Grad Nurse to LPN
- 0Jan 26, '11 by xnimHi,
I graduated with my bachelor's of nursing degree; however, I can't seem to pass my RN exam. What do I need to do in order to become an LPN?
- 1Jan 26, '11 by DogWmnWhat they said, get some help, take some practice tests and figure out WHY you are not passing the NCLEX-RN. In order to get your LPN you need to go to an PN school - very few states allow RN grads to challenge the PN NCLEX anymore and I've got a big surprise for you the PN-NCLEX test is pretty tough too, there was a recent post about a new grad PN who was accidently given the RN-NCLEX by the testing center and passed it - poor thing still had to take the PN-NCLEX . Sooooo, study up, get some help if you have to. There's lots of threads on how to pass the test.
- 0Jan 26, '11 by Nursein215First Congrats on finishing your BSN which im sure was not easy but you settling for LPN is not going to cut it. You went to school for years for this dont give up now.
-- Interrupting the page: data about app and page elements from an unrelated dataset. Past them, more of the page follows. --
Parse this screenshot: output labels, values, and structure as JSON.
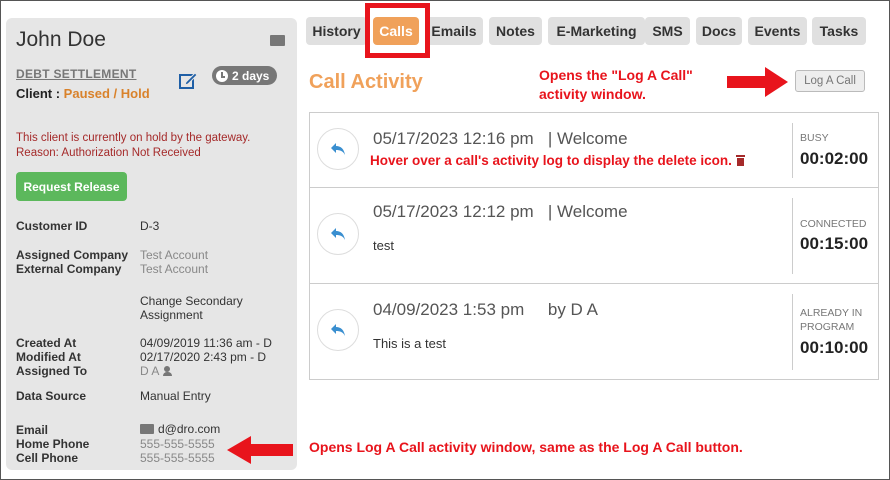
{
  "client": {
    "name": "John Doe",
    "program_link": "DEBT SETTLEMENT",
    "status_label": "Client : ",
    "status_value": "Paused / Hold",
    "days_badge": "2 days",
    "hold_message_line1": "This client is currently on hold by the gateway.",
    "hold_message_line2": "Reason: Authorization Not Received",
    "request_release": "Request Release"
  },
  "details": {
    "customer_id_label": "Customer ID",
    "customer_id": "D-3",
    "assigned_company_label": "Assigned Company",
    "assigned_company": "Test Account",
    "external_company_label": "External Company",
    "external_company": "Test Account",
    "change_secondary": "Change Secondary Assignment",
    "created_label": "Created At",
    "created": "04/09/2019 11:36 am - D",
    "modified_label": "Modified At",
    "modified": "02/17/2020 2:43 pm - D",
    "assigned_to_label": "Assigned To",
    "assigned_to": "D A",
    "data_source_label": "Data Source",
    "data_source": "Manual Entry",
    "email_label": "Email",
    "email": "d@dro.com",
    "home_phone_label": "Home Phone",
    "home_phone": "555-555-5555",
    "cell_phone_label": "Cell Phone",
    "cell_phone": "555-555-5555"
  },
  "tabs": [
    "History",
    "Calls",
    "Emails",
    "Notes",
    "E-Marketing",
    "SMS",
    "Docs",
    "Events",
    "Tasks"
  ],
  "active_tab": "Calls",
  "section_title": "Call Activity",
  "log_call_button": "Log A Call",
  "calls": [
    {
      "datetime": "05/17/2023 12:16 pm",
      "subject": "| Welcome",
      "note": "",
      "status": "BUSY",
      "duration": "00:02:00"
    },
    {
      "datetime": "05/17/2023 12:12 pm",
      "subject": "| Welcome",
      "note": "test",
      "status": "CONNECTED",
      "duration": "00:15:00"
    },
    {
      "datetime": "04/09/2023 1:53 pm",
      "subject": "by D A",
      "note": "This is a test",
      "status": "ALREADY IN PROGRAM",
      "duration": "00:10:00"
    }
  ],
  "annotations": {
    "log_call_line1": "Opens the \"Log A Call\"",
    "log_call_line2": "activity window.",
    "hover_delete": "Hover over a call's activity log to display the delete icon.",
    "phone_note": "Opens Log A Call activity window, same as the Log A Call button."
  },
  "colors": {
    "accent": "#f0a15a",
    "annotation": "#e8141c",
    "success": "#5cb85c",
    "hold_text": "#a52a2a",
    "edit_icon": "#1f5fa6",
    "reply_icon": "#3a8fd0"
  },
  "icons": [
    "envelope-icon",
    "edit-icon",
    "clock-icon",
    "reply-icon",
    "trash-icon",
    "assign-user-icon",
    "arrow-icon"
  ]
}
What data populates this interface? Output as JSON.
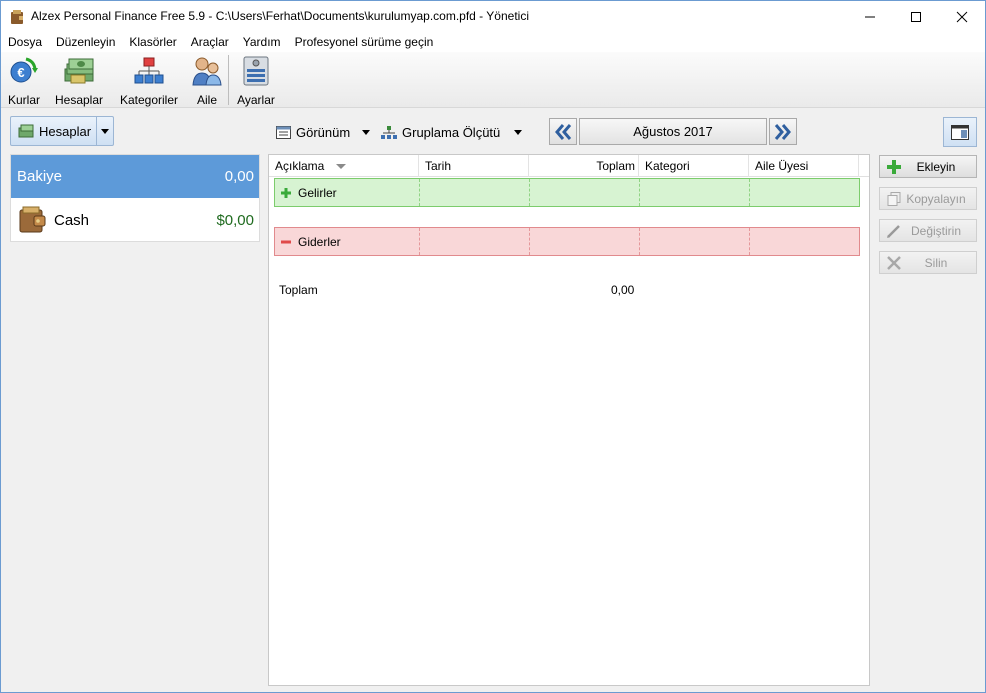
{
  "window": {
    "title": "Alzex Personal Finance Free 5.9 - C:\\Users\\Ferhat\\Documents\\kurulumyap.com.pfd - Yönetici"
  },
  "menu": [
    "Dosya",
    "Düzenleyin",
    "Klasörler",
    "Araçlar",
    "Yardım",
    "Profesyonel sürüme geçin"
  ],
  "toolbar": {
    "kurlar": "Kurlar",
    "hesaplar": "Hesaplar",
    "kategoriler": "Kategoriler",
    "aile": "Aile",
    "ayarlar": "Ayarlar"
  },
  "left": {
    "accounts_button": "Hesaplar",
    "accounts": [
      {
        "name": "Bakiye",
        "value": "0,00"
      },
      {
        "name": "Cash",
        "value": "$0,00"
      }
    ]
  },
  "view": {
    "gorunum": "Görünüm",
    "gruplama": "Gruplama Ölçütü",
    "month": "Ağustos 2017"
  },
  "grid": {
    "columns": [
      "Açıklama",
      "Tarih",
      "Toplam",
      "Kategori",
      "Aile Üyesi"
    ],
    "groups": {
      "income": "Gelirler",
      "expense": "Giderler"
    },
    "total_label": "Toplam",
    "total_value": "0,00"
  },
  "actions": {
    "add": "Ekleyin",
    "copy": "Kopyalayın",
    "edit": "Değiştirin",
    "delete": "Silin"
  },
  "colors": {
    "selected_account": "#5d9ad9",
    "income_bg": "#d7f3d2",
    "expense_bg": "#f9d7d8",
    "cash_value": "#1f6b1f"
  }
}
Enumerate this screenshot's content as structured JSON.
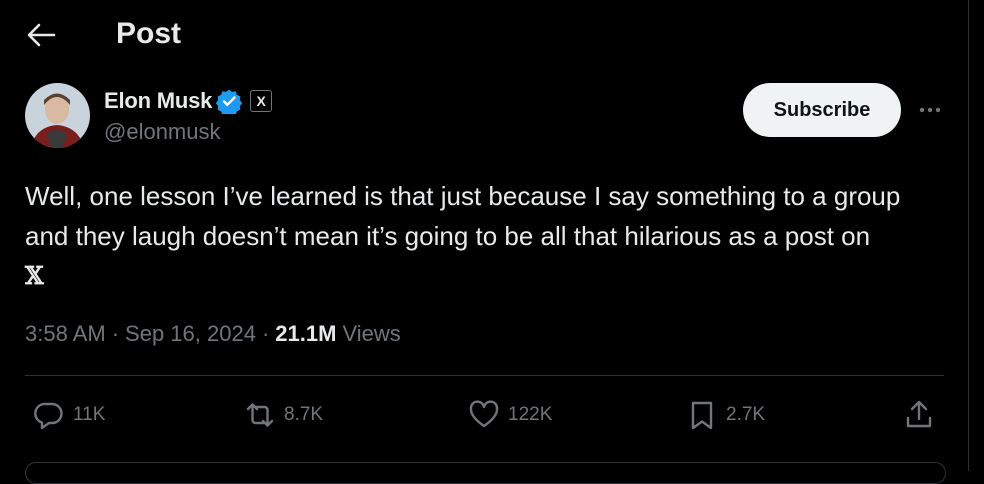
{
  "header": {
    "title": "Post",
    "back_icon": "back-arrow-icon"
  },
  "author": {
    "name": "Elon Musk",
    "handle": "@elonmusk",
    "verified_icon": "verified-badge-icon",
    "affiliation_badge": "X",
    "verified_color": "#1d9bf0"
  },
  "subscribe_label": "Subscribe",
  "post": {
    "line1": "Well, one lesson I’ve learned is that just because I say something to a group",
    "line2": "and they laugh doesn’t mean it’s going to be all that hilarious as a post on",
    "line3": "𝕏"
  },
  "meta": {
    "time": "3:58 AM",
    "sep1": "·",
    "date": "Sep 16, 2024",
    "sep2": "·",
    "views_count": "21.1M",
    "views_label": "Views"
  },
  "actions": {
    "replies": "11K",
    "reposts": "8.7K",
    "likes": "122K",
    "bookmarks": "2.7K"
  },
  "colors": {
    "background": "#000000",
    "text": "#e7e9ea",
    "secondary": "#71767b",
    "divider": "#2f3336"
  }
}
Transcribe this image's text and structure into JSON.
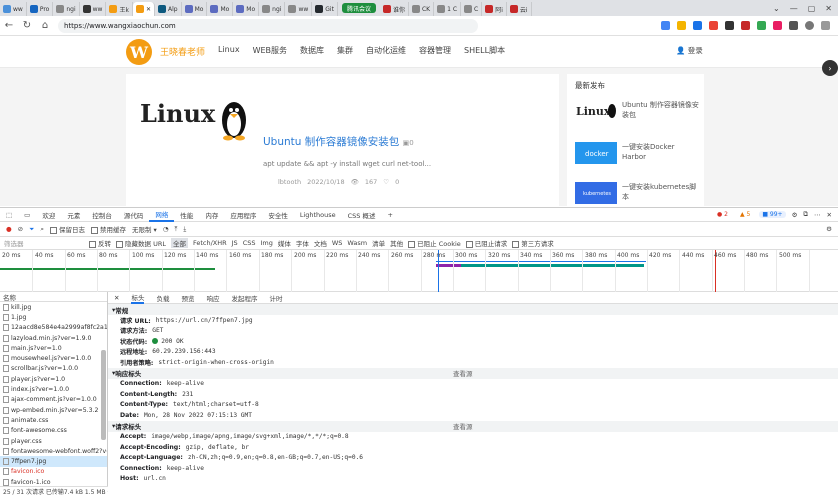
{
  "browser": {
    "tabs": [
      {
        "label": "ww",
        "color": "#4a90d9"
      },
      {
        "label": "Pro",
        "color": "#1565c0"
      },
      {
        "label": "ngi",
        "color": "#888"
      },
      {
        "label": "ww",
        "color": "#333"
      },
      {
        "label": "王k",
        "color": "#f39c12",
        "active": false
      },
      {
        "label": "",
        "color": "#f39c12",
        "active": true
      },
      {
        "label": "Alp",
        "color": "#0d597f"
      },
      {
        "label": "Mo",
        "color": "#5c6bc0"
      },
      {
        "label": "Mo",
        "color": "#5c6bc0"
      },
      {
        "label": "Mo",
        "color": "#5c6bc0"
      },
      {
        "label": "ngi",
        "color": "#888"
      },
      {
        "label": "ww",
        "color": "#888"
      },
      {
        "label": "Git",
        "color": "#24292e"
      }
    ],
    "cast_label": "腾讯会议",
    "tabs_right": [
      {
        "label": "谁你",
        "color": "#c62828"
      },
      {
        "label": "CK",
        "color": "#888"
      },
      {
        "label": "1 C",
        "color": "#888"
      },
      {
        "label": "C",
        "color": "#888"
      },
      {
        "label": "阿i",
        "color": "#c62828"
      },
      {
        "label": "云i",
        "color": "#c62828"
      }
    ],
    "window_controls": [
      "⌄",
      "—",
      "▢",
      "✕"
    ],
    "url": "https://www.wangxiaochun.com",
    "nav": {
      "back": "←",
      "forward": "→",
      "reload": "↻",
      "home": "⌂"
    }
  },
  "site": {
    "logo_letter": "W",
    "name": "王晓春老师",
    "nav": [
      "Linux",
      "WEB服务",
      "数据库",
      "集群",
      "自动化运维",
      "容器管理",
      "SHELL脚本"
    ],
    "login": "登录",
    "article": {
      "thumb_text": "Linux",
      "title": "Ubuntu 制作容器镜像安装包",
      "comments_count": "0",
      "excerpt": "apt update && apt -y install wget curl net-tool...",
      "author": "lbtooth",
      "date": "2022/10/18",
      "views": "167",
      "likes": "0"
    },
    "sidebar": {
      "heading": "最新发布",
      "items": [
        {
          "title": "Ubuntu 制作容器镜像安装包",
          "thumb": "Linux"
        },
        {
          "title": "一键安装Docker Harbor",
          "thumb": "docker"
        },
        {
          "title": "一键安装kubernetes脚本",
          "thumb": "kubernetes"
        }
      ]
    }
  },
  "devtools": {
    "tabs": [
      "欢迎",
      "元素",
      "控制台",
      "源代码",
      "网络",
      "性能",
      "内存",
      "应用程序",
      "安全性",
      "Lighthouse",
      "CSS 概述"
    ],
    "active_tab": "网络",
    "errors": "2",
    "warnings": "5",
    "issues": "99+",
    "toolbar": {
      "preserve_log": "保留日志",
      "disable_cache": "禁用缓存",
      "throttle": "无限制"
    },
    "filter": {
      "placeholder": "筛选器",
      "invert": "反转",
      "hide_data_urls": "隐藏数据 URL",
      "types": [
        "全部",
        "Fetch/XHR",
        "JS",
        "CSS",
        "Img",
        "媒体",
        "字体",
        "文档",
        "WS",
        "Wasm",
        "清单",
        "其他"
      ],
      "blocked_cookies": "已阻止 Cookie",
      "blocked_requests": "已阻止请求",
      "third_party": "第三方请求"
    },
    "timeline_ticks": [
      "20 ms",
      "40 ms",
      "60 ms",
      "80 ms",
      "100 ms",
      "120 ms",
      "140 ms",
      "160 ms",
      "180 ms",
      "200 ms",
      "220 ms",
      "240 ms",
      "260 ms",
      "280 ms",
      "300 ms",
      "320 ms",
      "340 ms",
      "360 ms",
      "380 ms",
      "400 ms",
      "420 ms",
      "440 ms",
      "460 ms",
      "480 ms",
      "500 ms"
    ],
    "name_header": "名称",
    "requests": [
      {
        "name": "kill.jpg"
      },
      {
        "name": "1.jpg"
      },
      {
        "name": "12aacd8e584e4a2999af8fc2a1b98"
      },
      {
        "name": "lazyload.min.js?ver=1.9.0"
      },
      {
        "name": "main.js?ver=1.0"
      },
      {
        "name": "mousewheel.js?ver=1.0.0"
      },
      {
        "name": "scrollbar.js?ver=1.0.0"
      },
      {
        "name": "player.js?ver=1.0"
      },
      {
        "name": "index.js?ver=1.0.0"
      },
      {
        "name": "ajax-comment.js?ver=1.0.0"
      },
      {
        "name": "wp-embed.min.js?ver=5.3.2"
      },
      {
        "name": "animate.css"
      },
      {
        "name": "font-awesome.css"
      },
      {
        "name": "player.css"
      },
      {
        "name": "fontawesome-webfont.woff2?v=4"
      },
      {
        "name": "7ffpen7.jpg",
        "selected": true
      },
      {
        "name": "favicon.ico",
        "error": true
      },
      {
        "name": "favicon-1.ico"
      }
    ],
    "status_bar": "25 / 31 次请求  已传输7.4 kB  1.5 MB 条资源",
    "detail_tabs": [
      "标头",
      "负载",
      "预览",
      "响应",
      "发起程序",
      "计时"
    ],
    "general": {
      "title": "常规",
      "rows": [
        {
          "k": "请求 URL:",
          "v": "https://url.cn/7ffpen7.jpg"
        },
        {
          "k": "请求方法:",
          "v": "GET"
        },
        {
          "k": "状态代码:",
          "v": "200 OK"
        },
        {
          "k": "远程地址:",
          "v": "60.29.239.156:443"
        },
        {
          "k": "引用者策略:",
          "v": "strict-origin-when-cross-origin"
        }
      ]
    },
    "response_headers": {
      "title": "响应标头",
      "view_source": "查看源",
      "rows": [
        {
          "k": "Connection:",
          "v": "keep-alive"
        },
        {
          "k": "Content-Length:",
          "v": "231"
        },
        {
          "k": "Content-Type:",
          "v": "text/html;charset=utf-8"
        },
        {
          "k": "Date:",
          "v": "Mon, 28 Nov 2022 07:15:13 GMT"
        }
      ]
    },
    "request_headers": {
      "title": "请求标头",
      "view_source": "查看源",
      "rows": [
        {
          "k": "Accept:",
          "v": "image/webp,image/apng,image/svg+xml,image/*,*/*;q=0.8"
        },
        {
          "k": "Accept-Encoding:",
          "v": "gzip, deflate, br"
        },
        {
          "k": "Accept-Language:",
          "v": "zh-CN,zh;q=0.9,en;q=0.8,en-GB;q=0.7,en-US;q=0.6"
        },
        {
          "k": "Connection:",
          "v": "keep-alive"
        },
        {
          "k": "Host:",
          "v": "url.cn"
        }
      ]
    }
  }
}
Use the letter that your state board of nursing gives you when you fail your test, as a study guide to determine what your strengths and weakness are. Just keep trying but pace your self and keep studying. Good Luck
- 0Jan 26, '11 by pfacelizhi! you better check with the state you are taking your nclex. i'm familiar though with california. what you need to do is go to their website delegated for practical nurses or lvn /lpn www.bvnpt.ca.gov, download the application and if you reside outside california, you have to request for the hard card for fingerprints which you can do by email. if you have been found eligible for the RN test by the Ca BON RN , then you can write the BON RN to send copies of your transcript to the BVNPT for a $30 fee.
You can take both the RN and LPN tests. Goodluck and hope things work out well for you. Hope this was helpful
- 1Jan 26, '11 by INLPN93I am a LPN, I just wanted that to be said so I do not have a problem with LPNs.
Under no uncertain terms should you settle for being a LPN with your level of education.
The difference in what you were taught and what a LPN is taught is too significant. You will have difficulty with staying within your scope of practice because you know more, and have been taught more- from assessment to clinical skills. Then the's a chance you would be used outside your scope of practice by management because they know you're BSN degreed. I have seen it happen to LPN's in the ASN process.
It can lead to more trouble than its worth to try a pass the RN.
Find every type of study resouce there is, take a RN refresher course usually at a local university or community college. Go to the book store and look for a NCLEX-RN comprehnsive review and Q & A book that you feel will prepare you.
Don't buy countless books that helped others, find the one for you.
Good Luck to you.
I really hope that you find a way to prepare for the NCLEX-RN, not the NCLEX-PN. Don't give up and settle for so much less.
- 0Jan 26, '11 by RN0310I was in the same situation. So I decided to get a NCLEX tutuor. I posted an Ad in my employeers daily news letter and someone responded. Basically what the tutur did was go over Patho of each and every system. He helped me break down the system and do a head to toe assessment based off of case studies in those systems. He gave me practice questions after every section. I took detailed notes of every system and did NCLEX questions based off each system daily. And I finally passed. I was like you, I had given up hope for a while....but anything is possible.